A first look at Land Rover’s new Defender

  • A first look at Land Rover’s new Defender

A first look at Land Rover’s new Defender

After years of being under development, the 2020 Land Rover Defender has finally been unveiled, at the 2019 Frankfurt Motor Show. Land Rover has kept the Defender true to its roots but changed everything to make it a viable offering for the present.

Land Rover is making the new Defender available in both the 90 and 110 sizes, along with a number of different design packages, each with its own interior and exterior trim options. The Defender was always Land Rover's true 4x4, compared to the Discovery and other models aimed more at posh urban cowboys.

Starting with the former, Land Rover has been careful to stress that in wants to make the Defender look modern, but still honour the heritage of the iconic original. Nods to last-gen model include the proper upright stance, the squared-off wheel arches and the short front and rear overhangs.

A new auto has remained with the usual off-road capabilities and distinctive design features.

The dashboard is set low to enhance visibility.

LEGO Land Rover Defender 2

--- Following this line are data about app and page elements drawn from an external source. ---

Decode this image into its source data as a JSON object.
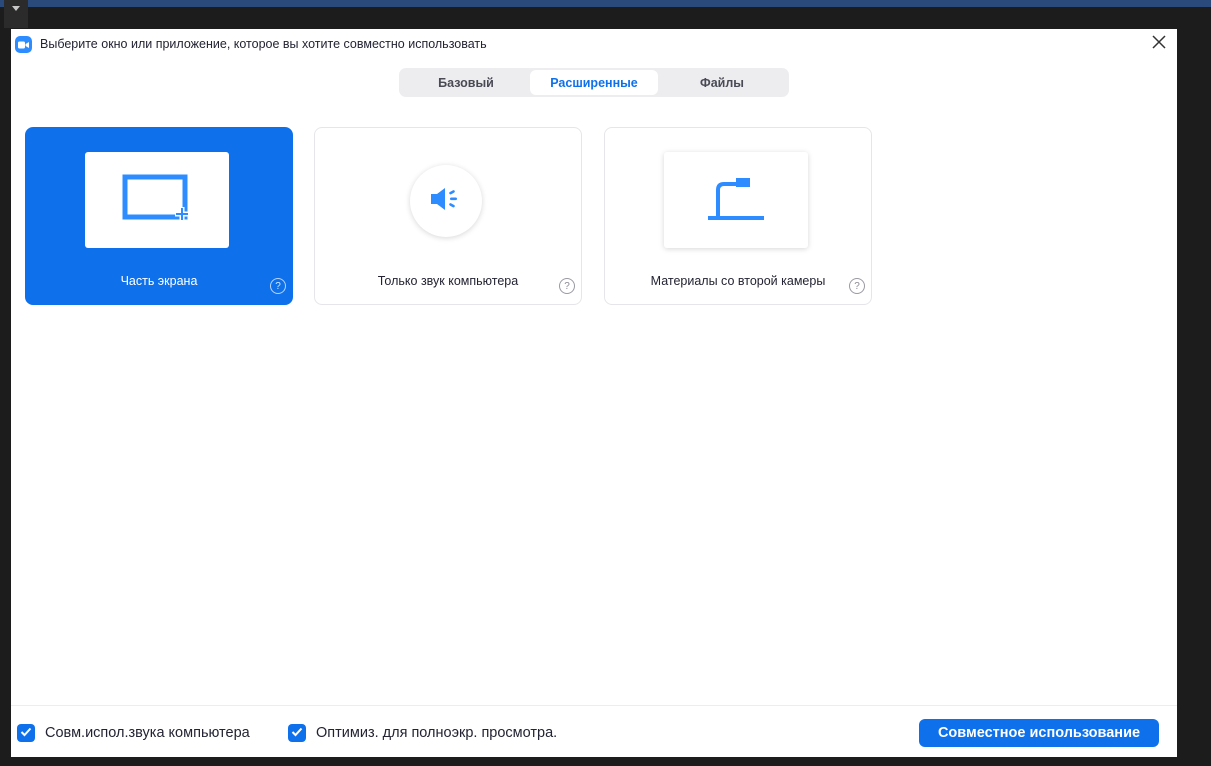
{
  "window": {
    "title": "Выберите окно или приложение, которое вы хотите совместно использовать"
  },
  "icons": {
    "app_logo": "zoom-camera-icon",
    "close": "close-icon",
    "dropdown": "caret-down-icon",
    "portion": "screen-portion-icon",
    "sound": "speaker-icon",
    "camera": "document-camera-icon",
    "help": "question-icon",
    "check": "checkmark-icon"
  },
  "tabs": [
    {
      "label": "Базовый",
      "active": false
    },
    {
      "label": "Расширенные",
      "active": true
    },
    {
      "label": "Файлы",
      "active": false
    }
  ],
  "options": [
    {
      "label": "Часть экрана",
      "selected": true
    },
    {
      "label": "Только звук компьютера",
      "selected": false
    },
    {
      "label": "Материалы со второй камеры",
      "selected": false
    }
  ],
  "help_glyph": "?",
  "footer": {
    "checkboxes": [
      {
        "label": "Совм.испол.звука компьютера",
        "checked": true
      },
      {
        "label": "Оптимиз. для полноэкр. просмотра.",
        "checked": true
      }
    ],
    "share_button": "Совместное использование"
  },
  "colors": {
    "accent": "#0e71eb",
    "icon_blue": "#2d8cff",
    "background": "#ffffff",
    "top_strip": "#2a4a7c"
  }
}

The 110 will offer three seating configurations - five, six or seven - including three across the front just like Land Rovers of yore with the optional centre "jump seat" employed. That would take you from zero to 60 miles per hour in over 6 seconds and to a top speed of over 130 miles per hour, should you want to do that in a Land Rover for some reason. The load space behind the second row offers up to 1075 litres, increasing to as much as 2380L when folded.

The Defender sits on Land Rover's D7x platform, with "x" standing for "extreme". This is aluminium monocoque structure three times stiffer than body-on-frame cars. Notable new off-roading tech is the debut of the fully configurable Terrain Response system. Three throttle levels and gearbox sensitivity boost driver control.

Other nice touches include 8.5 inches of ground clearance for the two-door defender, and 8.6 for the four-door version, both of which can be bumped up to 11.5 inches by selecting the vehicle's off-road-height setting. Later will be a diesel 300 horsepower six-cylinder version. A hybrid variant will soon arrive by 2020, maybe with the name P400e.

Official figures show the petrol version of the 110 can reach 100km/h from standstill in 6.1 seconds, on its way to a 191km/h top speed (or 208km/h with a Performance pack fitted), while its fuel economy on the NEDC combined cycle comes in at 9.6 litres per 100km. The diesel versions are the D200 and the D240. This makes it the flawless vehicle for Land Rover enthusiasts who feel the company may have strayed too far from signature design aesthetic.

Both the Defender 90 and 110 will be available in the United Kingdom, starting at £35 000 and £45 000 respectively.